Wētā Workshop is celebrating the incredible research and development work that is being undertaken by our team in our 3D department. In this case it was to design and 3D print breathtakingly realistic and humungous human eyes that were at a whole other level to the way we have been making them traditionally.
25-year-old Tor Robinson has taken her Master of Design Innovation to the next level, using a Callaghan Innovation grant and her project work at Wētā Workshop to develop and voxel print translucent and transfixing eyes, which are larger than life.
Tor says voxel printing is the latest innovation in 3D printing.
People have done voxel printing before, but usually for quite abstract work. This is a world-first for voxel prints that are super realistic, fully art-directable and done in volumetric way.
The eyes Tor works on can be seen in the human giants and creatures that Wētā Workshop makes for public displays and projects. Tor’s eyes are high tech versions similar to those seen in Te Papa’s Gallipoli: The Scale of our War exhibition.
“It's always exciting for people to see how computer graphics tools can be used to manufacture something that you can hold and interact with. It's really cool how 3D printing can be that bridge between the digital and physical world.”
For those in the know, Tor uses a 3D software programme called Houdini, generally used for computer graphics and special effects, to build her eye’s at minute detail. The eyes are then printed out on a Stratasys J750 printer, which gives the programmer exact control over every single droplet, or 'voxel', that’s produced by a 3D printer.
The Stratasys J750 Tor uses can dot six different coloured materials together (cyan, magenta, yellow, black, white and clear) to create all the different natural colours that make up an eye.

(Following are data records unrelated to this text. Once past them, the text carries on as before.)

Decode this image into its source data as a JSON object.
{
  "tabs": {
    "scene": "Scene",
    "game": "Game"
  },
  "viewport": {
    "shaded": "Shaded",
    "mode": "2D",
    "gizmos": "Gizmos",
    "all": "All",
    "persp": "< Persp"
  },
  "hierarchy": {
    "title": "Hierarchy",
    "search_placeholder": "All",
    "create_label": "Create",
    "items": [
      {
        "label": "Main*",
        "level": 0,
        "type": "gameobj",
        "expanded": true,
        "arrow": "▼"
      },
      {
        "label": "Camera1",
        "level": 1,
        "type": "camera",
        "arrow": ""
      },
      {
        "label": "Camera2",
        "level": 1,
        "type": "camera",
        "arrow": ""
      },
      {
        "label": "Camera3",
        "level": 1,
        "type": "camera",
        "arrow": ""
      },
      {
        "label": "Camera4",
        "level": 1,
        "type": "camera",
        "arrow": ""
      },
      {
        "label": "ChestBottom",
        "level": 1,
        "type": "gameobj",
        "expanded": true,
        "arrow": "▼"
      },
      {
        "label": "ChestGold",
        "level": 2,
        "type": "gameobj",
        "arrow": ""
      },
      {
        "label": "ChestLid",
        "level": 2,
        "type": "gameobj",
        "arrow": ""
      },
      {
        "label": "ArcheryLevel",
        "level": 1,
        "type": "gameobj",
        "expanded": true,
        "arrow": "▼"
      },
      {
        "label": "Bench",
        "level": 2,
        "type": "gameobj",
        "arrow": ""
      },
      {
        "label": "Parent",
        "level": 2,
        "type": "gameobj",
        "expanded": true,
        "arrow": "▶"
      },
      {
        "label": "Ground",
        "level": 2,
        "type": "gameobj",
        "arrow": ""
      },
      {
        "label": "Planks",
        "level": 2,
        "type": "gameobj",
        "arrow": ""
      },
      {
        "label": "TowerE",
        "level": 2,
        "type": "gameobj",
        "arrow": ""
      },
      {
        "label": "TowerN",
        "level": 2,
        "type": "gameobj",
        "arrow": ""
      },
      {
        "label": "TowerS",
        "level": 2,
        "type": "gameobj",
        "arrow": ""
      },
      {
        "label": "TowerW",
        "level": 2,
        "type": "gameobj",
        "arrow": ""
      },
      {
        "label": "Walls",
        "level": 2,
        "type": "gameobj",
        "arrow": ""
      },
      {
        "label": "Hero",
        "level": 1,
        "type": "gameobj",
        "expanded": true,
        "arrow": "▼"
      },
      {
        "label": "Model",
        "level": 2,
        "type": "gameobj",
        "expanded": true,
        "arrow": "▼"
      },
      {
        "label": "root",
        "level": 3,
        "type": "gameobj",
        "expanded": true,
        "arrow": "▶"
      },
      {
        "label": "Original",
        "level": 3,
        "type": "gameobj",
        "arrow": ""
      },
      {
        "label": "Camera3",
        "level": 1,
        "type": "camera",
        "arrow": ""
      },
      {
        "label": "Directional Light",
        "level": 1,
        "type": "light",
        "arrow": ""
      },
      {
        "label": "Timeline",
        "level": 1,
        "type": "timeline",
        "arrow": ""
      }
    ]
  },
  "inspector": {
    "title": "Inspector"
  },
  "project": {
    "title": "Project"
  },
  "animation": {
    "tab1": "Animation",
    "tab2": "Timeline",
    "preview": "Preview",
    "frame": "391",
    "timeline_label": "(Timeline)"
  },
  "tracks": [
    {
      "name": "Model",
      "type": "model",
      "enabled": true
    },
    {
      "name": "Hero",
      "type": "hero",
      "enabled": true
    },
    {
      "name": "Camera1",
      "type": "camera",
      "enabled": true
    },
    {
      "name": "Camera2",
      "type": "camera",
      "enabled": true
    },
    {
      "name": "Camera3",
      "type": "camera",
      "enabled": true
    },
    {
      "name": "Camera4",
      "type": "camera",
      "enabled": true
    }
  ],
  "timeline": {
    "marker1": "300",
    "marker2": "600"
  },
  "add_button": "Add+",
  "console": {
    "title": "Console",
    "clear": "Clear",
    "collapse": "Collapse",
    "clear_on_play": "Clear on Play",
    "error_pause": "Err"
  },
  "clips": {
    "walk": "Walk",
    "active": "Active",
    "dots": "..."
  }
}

“The J750 materials have such amazing translucent qualities, so the eyes really do have a compelling amount of depth to them, unlike something that is painted.”
When they are installed in the hyper-realistic figures that we make here at the workshop they really give such life to the figures, it's so satisfying to be able to work in conjunction with all these other talented artists to make a human figure that is so believable, and has so much character.
Tor joined the team at Wētā Workshop in 2017 after she made a presentation to some crew about her Master of Design Innovation at Victoria University, which focused on the potential of multi-material printing for the film industry.
It took six months of straight research and development for Tor to develop this 3D printing technology, with help and guidance from then 3D Department supervisors William Furneaux and James Doyle. Tor also worked with the head of Wētā Workshop’s Prosthetics Department, Jason Docherty, as well as Co-founder and Creative Director, Richard Taylor to better understand the artistic expectations required for this type of work.
The work Tor and the team in our 3D Department have undertaken means that Wētā Workshop can build figures (up to eight times life-sized), with eyes that are so realistic they quite literally take your breath away! It has been a fascinating journey to get to this point and, looking forward, I cannot wait to see the next step in this technology and how it will change the way we make sculpture, film props and prosthetics.
Tor is now working with the crew to design and 3D print other organic forms with incredible realism, which would be really difficult and time-consuming to make by hand. She’s set her sights on a range of different 3D printers that use hard, soft, durable or pliable materials to print human skin or scales for creative projects.
“I’ve worked on eyes alone for so long now, it's just really special to see them installed inside the figures and see them come to life. I would never be able to make sculptures like these on my own. It feels amazing to have a contribution to works of art like this. I feel like some are so realistic, they could blink or take a breath when your back is turned.”
Keep your eyes peeled for the next giant human or creature created by Wētā Workshop to see Tor’s eyes in action.